───── GIVEN ENTRIES
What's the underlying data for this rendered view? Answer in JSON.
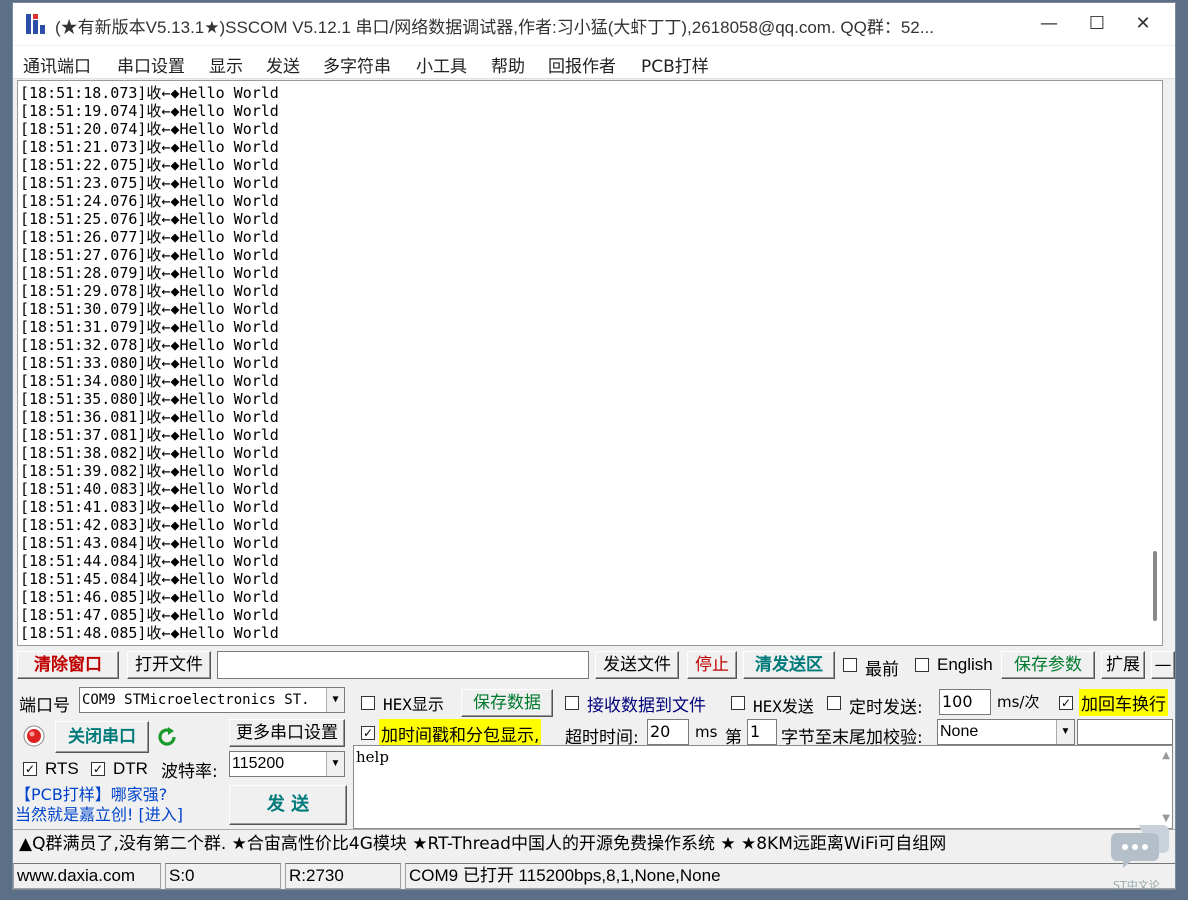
{
  "window": {
    "title": "(★有新版本V5.13.1★)SSCOM V5.12.1 串口/网络数据调试器,作者:习小猛(大虾丁丁),2618058@qq.com. QQ群：52...",
    "minimize": "—",
    "maximize": "☐",
    "close": "✕"
  },
  "menu": [
    "通讯端口",
    "串口设置",
    "显示",
    "发送",
    "多字符串",
    "小工具",
    "帮助",
    "回报作者",
    "PCB打样"
  ],
  "receive": {
    "lines": [
      "[18:51:18.073]收←◆Hello World",
      "[18:51:19.074]收←◆Hello World",
      "[18:51:20.074]收←◆Hello World",
      "[18:51:21.073]收←◆Hello World",
      "[18:51:22.075]收←◆Hello World",
      "[18:51:23.075]收←◆Hello World",
      "[18:51:24.076]收←◆Hello World",
      "[18:51:25.076]收←◆Hello World",
      "[18:51:26.077]收←◆Hello World",
      "[18:51:27.076]收←◆Hello World",
      "[18:51:28.079]收←◆Hello World",
      "[18:51:29.078]收←◆Hello World",
      "[18:51:30.079]收←◆Hello World",
      "[18:51:31.079]收←◆Hello World",
      "[18:51:32.078]收←◆Hello World",
      "[18:51:33.080]收←◆Hello World",
      "[18:51:34.080]收←◆Hello World",
      "[18:51:35.080]收←◆Hello World",
      "[18:51:36.081]收←◆Hello World",
      "[18:51:37.081]收←◆Hello World",
      "[18:51:38.082]收←◆Hello World",
      "[18:51:39.082]收←◆Hello World",
      "[18:51:40.083]收←◆Hello World",
      "[18:51:41.083]收←◆Hello World",
      "[18:51:42.083]收←◆Hello World",
      "[18:51:43.084]收←◆Hello World",
      "[18:51:44.084]收←◆Hello World",
      "[18:51:45.084]收←◆Hello World",
      "[18:51:46.085]收←◆Hello World",
      "[18:51:47.085]收←◆Hello World",
      "[18:51:48.085]收←◆Hello World"
    ]
  },
  "toolbar": {
    "clear_window": "清除窗口",
    "open_file": "打开文件",
    "file_path": "",
    "send_file": "发送文件",
    "stop": "停止",
    "clear_send": "清发送区",
    "topmost": "最前",
    "english": "English",
    "save_params": "保存参数",
    "expand": "扩展",
    "collapse": "—"
  },
  "port": {
    "label": "端口号",
    "value": "COM9 STMicroelectronics ST.",
    "hex_display": "HEX显示",
    "save_data": "保存数据",
    "recv_to_file": "接收数据到文件",
    "hex_send": "HEX发送",
    "timed_send": "定时发送:",
    "interval": "100",
    "interval_unit": "ms/次",
    "append_newline": "加回车换行"
  },
  "row3": {
    "close_port": "关闭串口",
    "more_settings": "更多串口设置",
    "timestamp": "加时间戳和分包显示,",
    "timeout_label": "超时时间:",
    "timeout_value": "20",
    "timeout_unit": "ms",
    "byte_prefix": "第",
    "byte_value": "1",
    "byte_suffix": "字节至末尾加校验:",
    "checksum": "None",
    "checksum_extra": ""
  },
  "row4": {
    "rts": "RTS",
    "dtr": "DTR",
    "baud_label": "波特率:",
    "baud_value": "115200"
  },
  "send": {
    "text": "help",
    "button": "发 送"
  },
  "promo": {
    "line1": "【PCB打样】哪家强?",
    "line2": "当然就是嘉立创! [进入]"
  },
  "marquee": "▲Q群满员了,没有第二个群. ★合宙高性价比4G模块 ★RT-Thread中国人的开源免费操作系统 ★ ★8KM远距离WiFi可自组网",
  "status": {
    "site": "www.daxia.com",
    "sent": "S:0",
    "received": "R:2730",
    "port_state": "COM9 已打开  115200bps,8,1,None,None"
  },
  "watermark": "ST中文论"
}
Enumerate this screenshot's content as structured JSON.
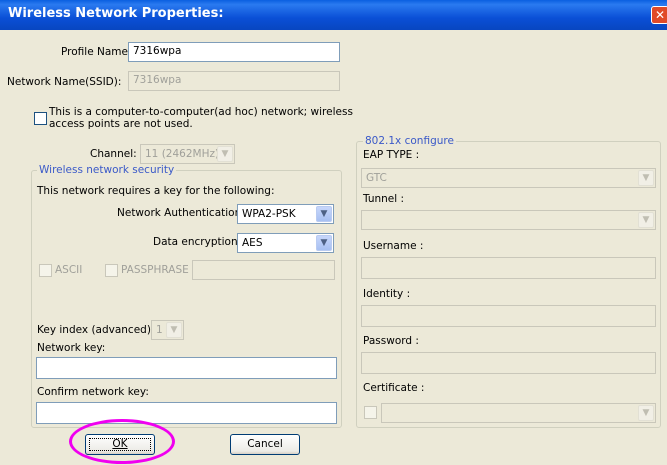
{
  "window": {
    "title": "Wireless Network Properties:",
    "close_glyph": "✕"
  },
  "profile": {
    "label": "Profile Name:",
    "value": "7316wpa"
  },
  "ssid": {
    "label": "Network Name(SSID):",
    "value": "7316wpa"
  },
  "adhoc": {
    "label_line1": "This is a computer-to-computer(ad hoc) network; wireless",
    "label_line2": "access points are not used.",
    "checked": false
  },
  "channel": {
    "label": "Channel:",
    "value": "11 (2462MHz)"
  },
  "security": {
    "legend": "Wireless network security",
    "requires_text": "This network requires a key for the following:",
    "auth_label": "Network Authentication:",
    "auth_value": "WPA2-PSK",
    "enc_label": "Data encryption:",
    "enc_value": "AES",
    "ascii_label": "ASCII",
    "passphrase_label": "PASSPHRASE",
    "passphrase_value": "",
    "key_index_label": "Key index (advanced):",
    "key_index_value": "1",
    "network_key_label": "Network key:",
    "network_key_value": "",
    "confirm_key_label": "Confirm network key:",
    "confirm_key_value": ""
  },
  "dot1x": {
    "legend": "802.1x configure",
    "eap_label": "EAP TYPE :",
    "eap_value": "GTC",
    "tunnel_label": "Tunnel :",
    "tunnel_value": "",
    "username_label": "Username :",
    "username_value": "",
    "identity_label": "Identity :",
    "identity_value": "",
    "password_label": "Password :",
    "password_value": "",
    "certificate_label": "Certificate :",
    "certificate_value": ""
  },
  "buttons": {
    "ok": "OK",
    "cancel": "Cancel"
  },
  "colors": {
    "titlebar": "#0a4fd6",
    "highlight_circle": "#f000f0",
    "group_legend": "#3a59c8"
  },
  "icons": {
    "dropdown": "chevron-down-icon",
    "close": "close-icon"
  }
}
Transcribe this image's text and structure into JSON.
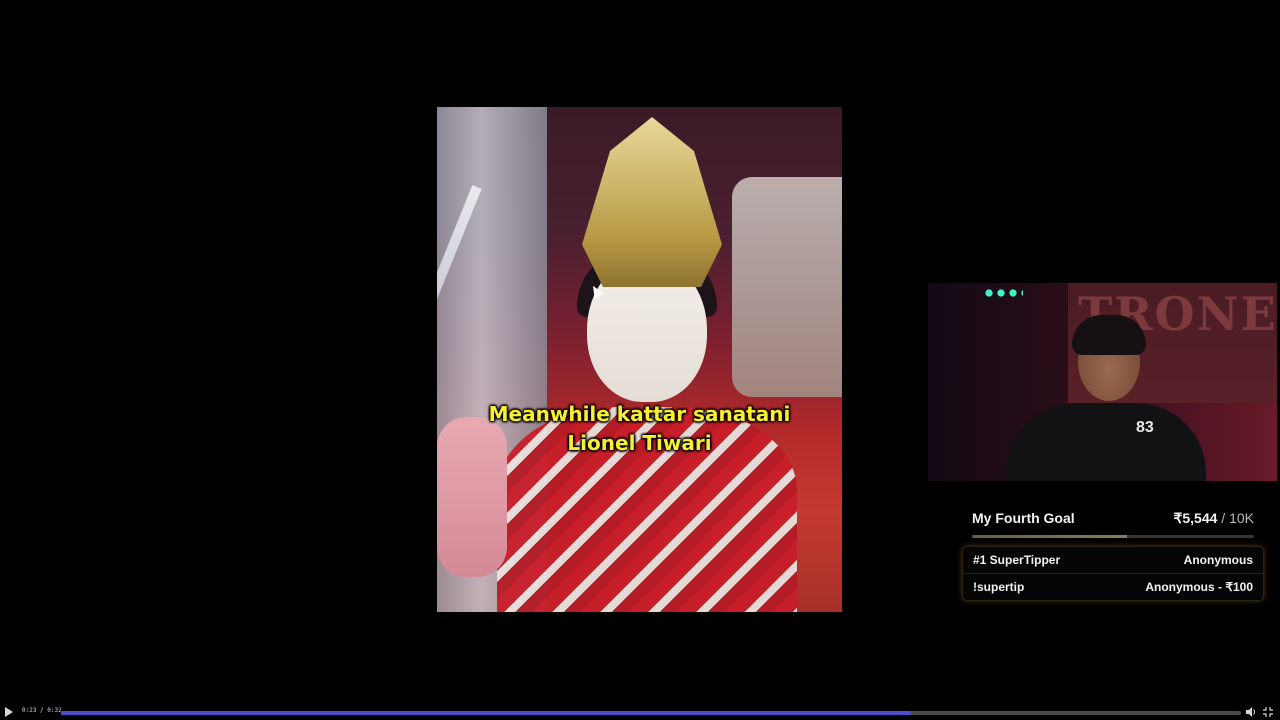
{
  "video": {
    "subtitle_line1": "Meanwhile kattar sanatani",
    "subtitle_line2": "Lionel Tiwari"
  },
  "webcam": {
    "wall_text": "TRONE",
    "jersey_number": "83"
  },
  "goal": {
    "title": "My Fourth Goal",
    "current": "₹5,544",
    "target": "/ 10K",
    "progress_fraction": 0.55,
    "rows": [
      {
        "label": "#1 SuperTipper",
        "value": "Anonymous"
      },
      {
        "label": "!supertip",
        "value": "Anonymous - ₹100"
      }
    ]
  },
  "player": {
    "time": "0:23 / 0:32",
    "progress_fraction": 0.72,
    "icons": {
      "play": "play-icon",
      "volume": "volume-icon",
      "fullscreen": "fullscreen-exit-icon"
    }
  }
}
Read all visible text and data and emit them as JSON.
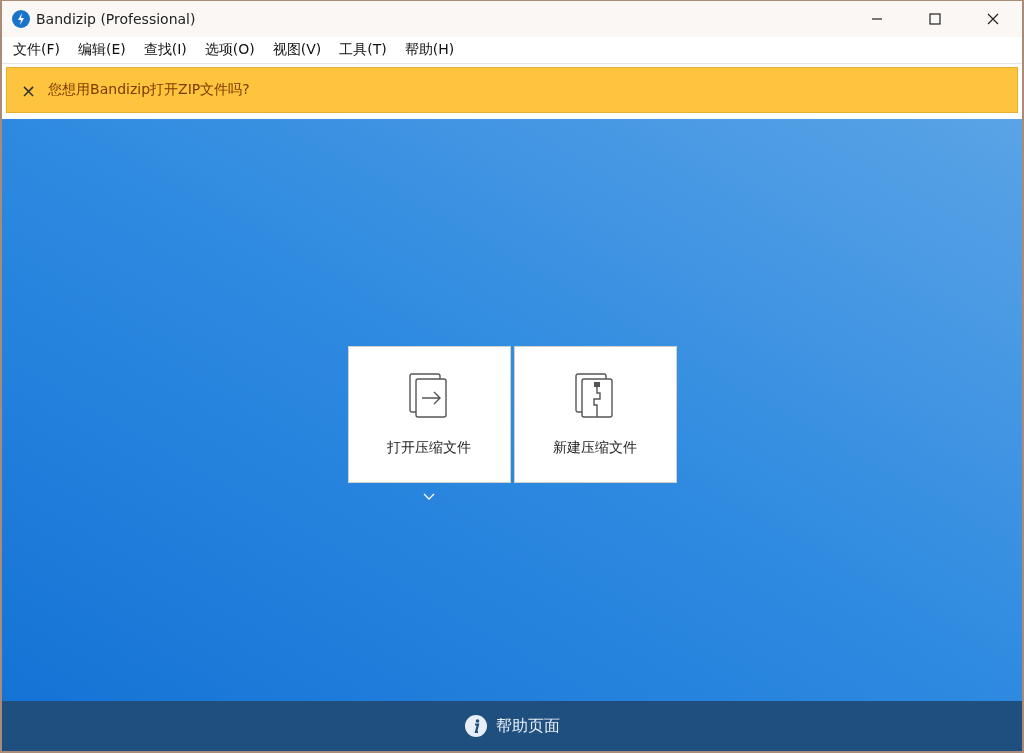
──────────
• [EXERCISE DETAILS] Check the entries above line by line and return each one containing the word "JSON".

• [EXPECTED OUTPUT]
What's the underlying data for this rendered view? Answer in JSON.
Enumerate this screenshot's content as structured JSON.
Transcribe this image's text and structure into JSON.
Read all visible text and data and emit them as JSON.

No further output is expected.